Line count for "duration": state how many lines of the listing below contain it, without anything else.

- Opening Delimiter -

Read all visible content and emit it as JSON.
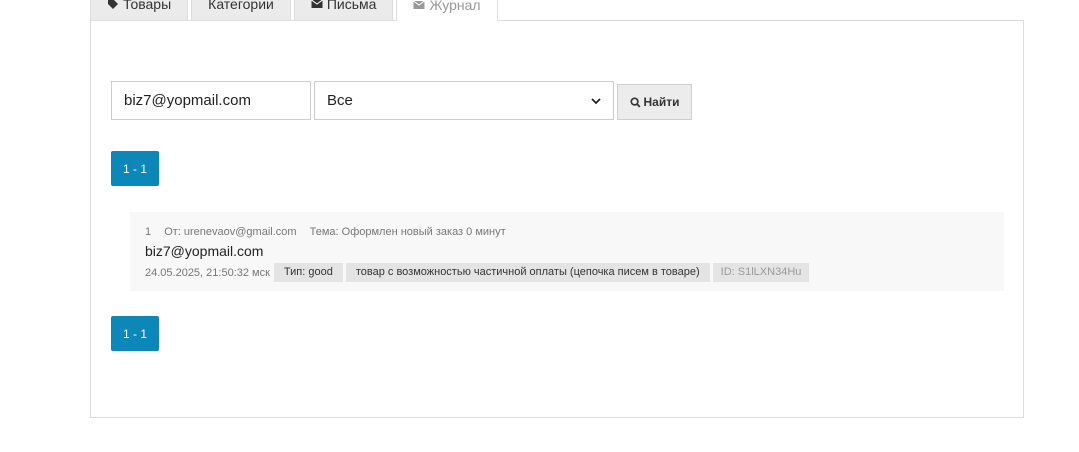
{
  "tabs": [
    {
      "label": "Товары",
      "icon": "tag-icon"
    },
    {
      "label": "Категории",
      "icon": null
    },
    {
      "label": "Письма",
      "icon": "envelope-icon"
    },
    {
      "label": "Журнал",
      "icon": "envelope-icon",
      "active": true
    }
  ],
  "filter": {
    "email_value": "biz7@yopmail.com",
    "type_selected": "Все",
    "search_label": "Найти"
  },
  "pagination": {
    "label": "1 - 1"
  },
  "entries": [
    {
      "index": "1",
      "from": "От: urenevaov@gmail.com",
      "subject": "Тема: Оформлен новый заказ 0 минут",
      "recipient": "biz7@yopmail.com",
      "timestamp": "24.05.2025, 21:50:32 мск",
      "type": "Тип: good",
      "description": "товар с возможностью частичной оплаты (цепочка писем в товаре)",
      "id": "ID: S1lLXN34Hu"
    }
  ],
  "colors": {
    "accent": "#0b87b8",
    "entry_bg": "#f8f8f8",
    "badge_bg": "#e4e4e4"
  }
}
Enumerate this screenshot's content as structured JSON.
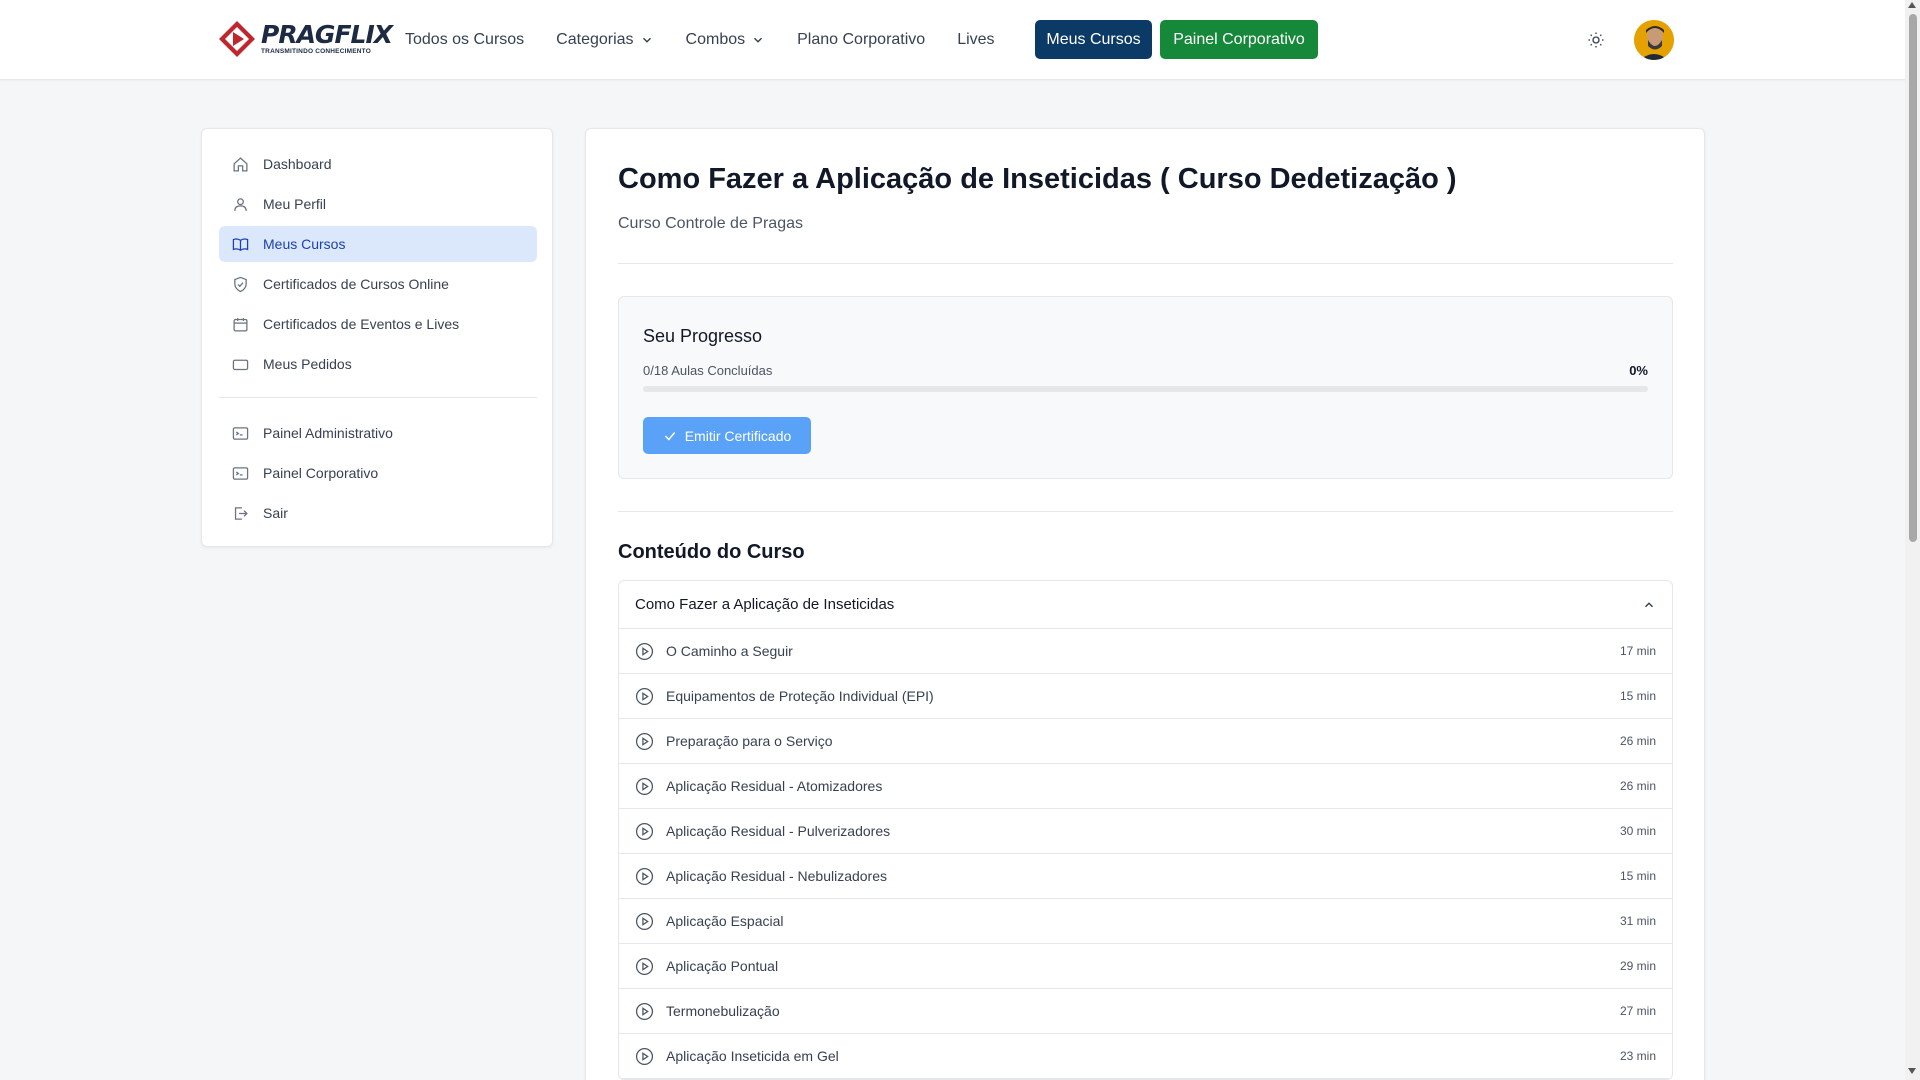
{
  "header": {
    "logo_name": "PRAGFLIX",
    "logo_tagline": "TRANSMITINDO CONHECIMENTO",
    "nav": [
      {
        "label": "Todos os Cursos",
        "dropdown": false
      },
      {
        "label": "Categorias",
        "dropdown": true
      },
      {
        "label": "Combos",
        "dropdown": true
      },
      {
        "label": "Plano Corporativo",
        "dropdown": false
      },
      {
        "label": "Lives",
        "dropdown": false
      }
    ],
    "meus_cursos_label": "Meus Cursos",
    "painel_corporativo_label": "Painel Corporativo",
    "theme_icon": "sun-icon",
    "colors": {
      "meus_cursos_bg": "#0b3a66",
      "painel_bg": "#16883a"
    }
  },
  "sidebar": {
    "items": [
      {
        "label": "Dashboard",
        "icon": "home-icon",
        "active": false
      },
      {
        "label": "Meu Perfil",
        "icon": "user-icon",
        "active": false
      },
      {
        "label": "Meus Cursos",
        "icon": "book-open-icon",
        "active": true
      },
      {
        "label": "Certificados de Cursos Online",
        "icon": "shield-check-icon",
        "active": false
      },
      {
        "label": "Certificados de Eventos e Lives",
        "icon": "calendar-icon",
        "active": false
      },
      {
        "label": "Meus Pedidos",
        "icon": "credit-card-icon",
        "active": false
      }
    ],
    "admin_items": [
      {
        "label": "Painel Administrativo",
        "icon": "terminal-icon"
      },
      {
        "label": "Painel Corporativo",
        "icon": "terminal-icon"
      },
      {
        "label": "Sair",
        "icon": "logout-icon"
      }
    ],
    "active_color": "#dbe8fb"
  },
  "course": {
    "title": "Como Fazer a Aplicação de Inseticidas ( Curso Dedetização )",
    "subtitle": "Curso Controle de Pragas"
  },
  "progress": {
    "title": "Seu Progresso",
    "count_text": "0/18 Aulas Concluídas",
    "percent_text": "0%",
    "fraction": 0,
    "certificate_button": "Emitir Certificado",
    "button_color": "#5aa2f7"
  },
  "content": {
    "title": "Conteúdo do Curso",
    "module_title": "Como Fazer a Aplicação de Inseticidas",
    "lessons": [
      {
        "title": "O Caminho a Seguir",
        "duration": "17 min"
      },
      {
        "title": "Equipamentos de Proteção Individual (EPI)",
        "duration": "15 min"
      },
      {
        "title": "Preparação para o Serviço",
        "duration": "26 min"
      },
      {
        "title": "Aplicação Residual - Atomizadores",
        "duration": "26 min"
      },
      {
        "title": "Aplicação Residual - Pulverizadores",
        "duration": "30 min"
      },
      {
        "title": "Aplicação Residual - Nebulizadores",
        "duration": "15 min"
      },
      {
        "title": "Aplicação Espacial",
        "duration": "31 min"
      },
      {
        "title": "Aplicação Pontual",
        "duration": "29 min"
      },
      {
        "title": "Termonebulização",
        "duration": "27 min"
      },
      {
        "title": "Aplicação Inseticida em Gel",
        "duration": "23 min"
      }
    ]
  }
}
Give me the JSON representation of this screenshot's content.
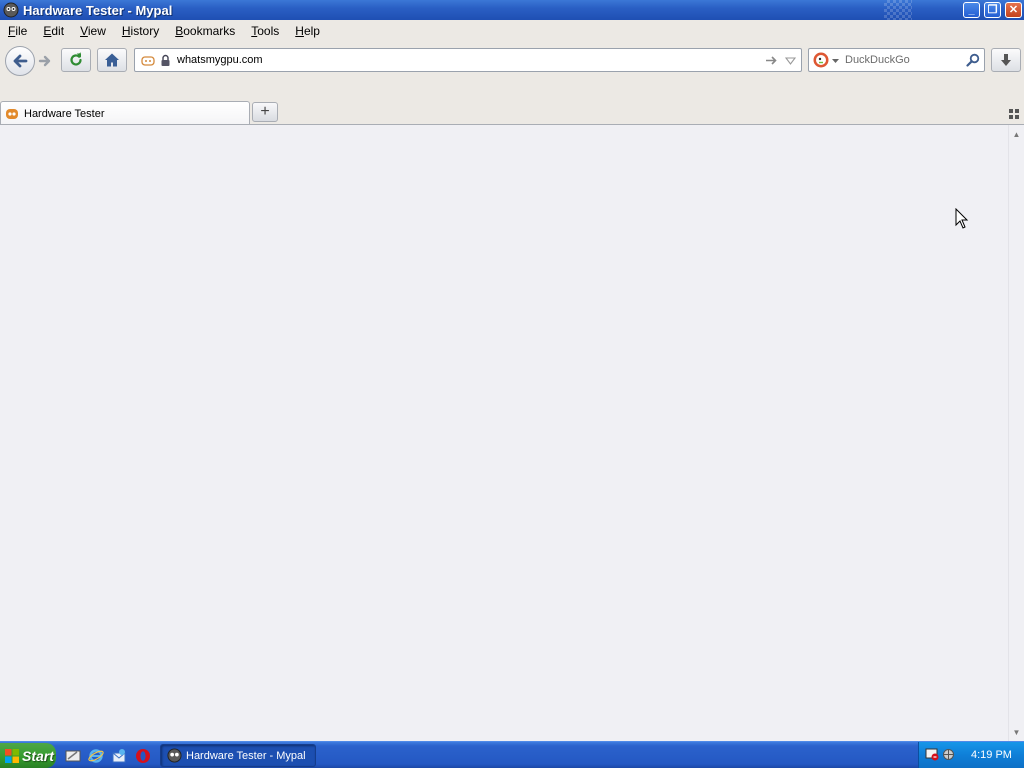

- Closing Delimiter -

→ **ANSWER BOX**
10